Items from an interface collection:
◇ ◇ ◇ ◇ ◇ ◇ ◇
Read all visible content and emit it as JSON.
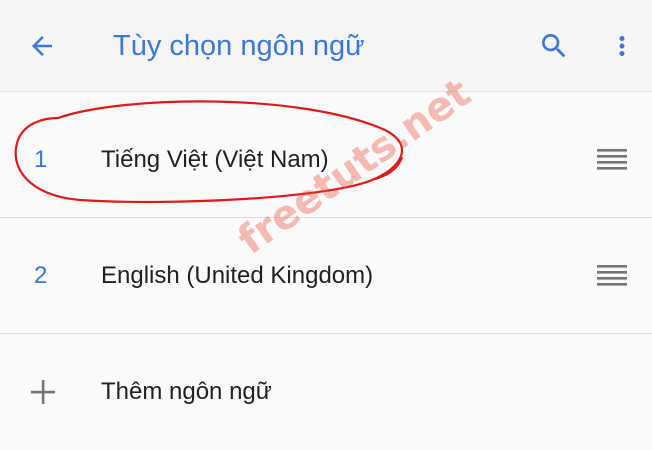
{
  "app_bar": {
    "title": "Tùy chọn ngôn ngữ",
    "back_icon": "arrow-back-icon",
    "search_icon": "search-icon",
    "more_icon": "more-vert-icon"
  },
  "languages": [
    {
      "index": "1",
      "label": "Tiếng Việt (Việt Nam)",
      "handle_icon": "drag-handle-icon"
    },
    {
      "index": "2",
      "label": "English (United Kingdom)",
      "handle_icon": "drag-handle-icon"
    }
  ],
  "add_language": {
    "icon": "plus-icon",
    "label": "Thêm ngôn ngữ"
  },
  "watermark": "freetuts.net",
  "colors": {
    "accent": "#3b78d8",
    "icon_grey": "#757575",
    "annotation_red": "#e01818",
    "watermark": "#e8503c"
  }
}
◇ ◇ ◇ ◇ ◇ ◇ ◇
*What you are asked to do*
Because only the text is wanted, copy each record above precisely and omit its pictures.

*Output for this task*
Read all visible content and emit it as JSON.
{
  "app_bar": {
    "title": "Tùy chọn ngôn ngữ",
    "back_icon": "arrow-back-icon",
    "search_icon": "search-icon",
    "more_icon": "more-vert-icon"
  },
  "languages": [
    {
      "index": "1",
      "label": "Tiếng Việt (Việt Nam)",
      "handle_icon": "drag-handle-icon"
    },
    {
      "index": "2",
      "label": "English (United Kingdom)",
      "handle_icon": "drag-handle-icon"
    }
  ],
  "add_language": {
    "icon": "plus-icon",
    "label": "Thêm ngôn ngữ"
  },
  "watermark": "freetuts.net",
  "colors": {
    "accent": "#3b78d8",
    "icon_grey": "#757575",
    "annotation_red": "#e01818",
    "watermark": "#e8503c"
  }
}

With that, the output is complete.